Problem to work on: The required answer is a copy of each line in the entries below that includes "plugins".

-- Information shown follows --

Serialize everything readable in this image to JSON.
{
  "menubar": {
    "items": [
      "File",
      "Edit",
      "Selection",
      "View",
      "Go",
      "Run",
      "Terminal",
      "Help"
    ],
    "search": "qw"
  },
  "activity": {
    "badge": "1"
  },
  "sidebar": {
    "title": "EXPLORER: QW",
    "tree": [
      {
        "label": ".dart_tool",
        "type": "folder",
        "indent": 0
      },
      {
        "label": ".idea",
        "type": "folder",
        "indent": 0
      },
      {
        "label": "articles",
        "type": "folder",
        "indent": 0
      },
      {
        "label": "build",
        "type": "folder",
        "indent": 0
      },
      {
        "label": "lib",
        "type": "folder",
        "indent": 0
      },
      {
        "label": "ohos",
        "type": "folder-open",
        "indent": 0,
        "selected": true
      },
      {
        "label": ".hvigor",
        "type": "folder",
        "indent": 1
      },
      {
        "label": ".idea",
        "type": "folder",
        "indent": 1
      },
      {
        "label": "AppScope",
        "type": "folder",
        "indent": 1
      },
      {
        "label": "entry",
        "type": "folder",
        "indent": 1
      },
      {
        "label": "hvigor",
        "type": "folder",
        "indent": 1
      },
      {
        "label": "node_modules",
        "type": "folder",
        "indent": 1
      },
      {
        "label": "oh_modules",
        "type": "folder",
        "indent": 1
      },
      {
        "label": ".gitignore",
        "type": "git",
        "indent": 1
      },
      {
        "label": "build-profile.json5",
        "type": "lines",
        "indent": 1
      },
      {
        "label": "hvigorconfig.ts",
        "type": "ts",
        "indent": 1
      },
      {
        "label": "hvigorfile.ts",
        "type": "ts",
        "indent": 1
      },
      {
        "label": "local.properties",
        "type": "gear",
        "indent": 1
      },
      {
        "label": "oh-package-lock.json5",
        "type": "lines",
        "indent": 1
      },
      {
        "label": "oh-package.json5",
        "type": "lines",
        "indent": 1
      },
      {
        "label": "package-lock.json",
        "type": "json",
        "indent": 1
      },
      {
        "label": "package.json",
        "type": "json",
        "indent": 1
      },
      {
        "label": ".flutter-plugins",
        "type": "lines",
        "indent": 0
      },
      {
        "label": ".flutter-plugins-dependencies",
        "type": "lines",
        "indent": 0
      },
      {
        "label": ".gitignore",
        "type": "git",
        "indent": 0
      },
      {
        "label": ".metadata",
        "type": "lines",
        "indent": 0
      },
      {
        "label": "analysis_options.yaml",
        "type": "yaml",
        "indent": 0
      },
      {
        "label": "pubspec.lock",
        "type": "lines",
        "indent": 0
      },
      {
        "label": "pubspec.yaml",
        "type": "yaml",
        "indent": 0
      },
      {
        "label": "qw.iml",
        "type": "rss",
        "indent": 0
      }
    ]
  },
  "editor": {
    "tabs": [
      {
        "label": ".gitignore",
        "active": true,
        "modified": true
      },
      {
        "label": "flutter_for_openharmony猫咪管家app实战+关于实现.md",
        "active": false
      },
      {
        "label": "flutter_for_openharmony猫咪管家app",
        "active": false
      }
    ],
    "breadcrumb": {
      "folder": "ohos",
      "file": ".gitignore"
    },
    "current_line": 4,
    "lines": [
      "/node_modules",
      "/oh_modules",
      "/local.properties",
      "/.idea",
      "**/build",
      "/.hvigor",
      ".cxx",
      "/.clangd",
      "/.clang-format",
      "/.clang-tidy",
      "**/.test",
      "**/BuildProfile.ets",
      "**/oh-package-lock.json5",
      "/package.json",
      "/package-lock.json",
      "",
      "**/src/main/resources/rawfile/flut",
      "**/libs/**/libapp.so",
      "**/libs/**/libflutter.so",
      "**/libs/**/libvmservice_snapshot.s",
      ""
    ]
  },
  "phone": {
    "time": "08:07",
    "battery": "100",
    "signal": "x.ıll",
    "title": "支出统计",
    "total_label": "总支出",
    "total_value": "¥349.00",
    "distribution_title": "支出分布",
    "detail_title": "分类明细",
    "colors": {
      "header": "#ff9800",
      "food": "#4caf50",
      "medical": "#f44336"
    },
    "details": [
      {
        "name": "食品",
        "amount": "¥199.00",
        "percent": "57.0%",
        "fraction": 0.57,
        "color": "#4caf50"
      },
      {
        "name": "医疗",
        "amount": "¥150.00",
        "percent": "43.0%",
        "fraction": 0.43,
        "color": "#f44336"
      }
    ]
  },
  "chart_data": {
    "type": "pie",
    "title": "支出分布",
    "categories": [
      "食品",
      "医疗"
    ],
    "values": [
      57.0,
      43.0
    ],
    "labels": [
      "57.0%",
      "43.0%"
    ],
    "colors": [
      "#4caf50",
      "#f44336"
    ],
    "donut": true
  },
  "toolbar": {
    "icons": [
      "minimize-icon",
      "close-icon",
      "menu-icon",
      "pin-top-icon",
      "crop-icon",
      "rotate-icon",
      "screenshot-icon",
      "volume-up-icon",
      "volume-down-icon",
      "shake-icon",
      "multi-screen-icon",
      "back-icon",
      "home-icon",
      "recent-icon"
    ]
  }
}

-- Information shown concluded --

Response to this task:
        "label": ".flutter-plugins",
        "label": ".flutter-plugins-dependencies",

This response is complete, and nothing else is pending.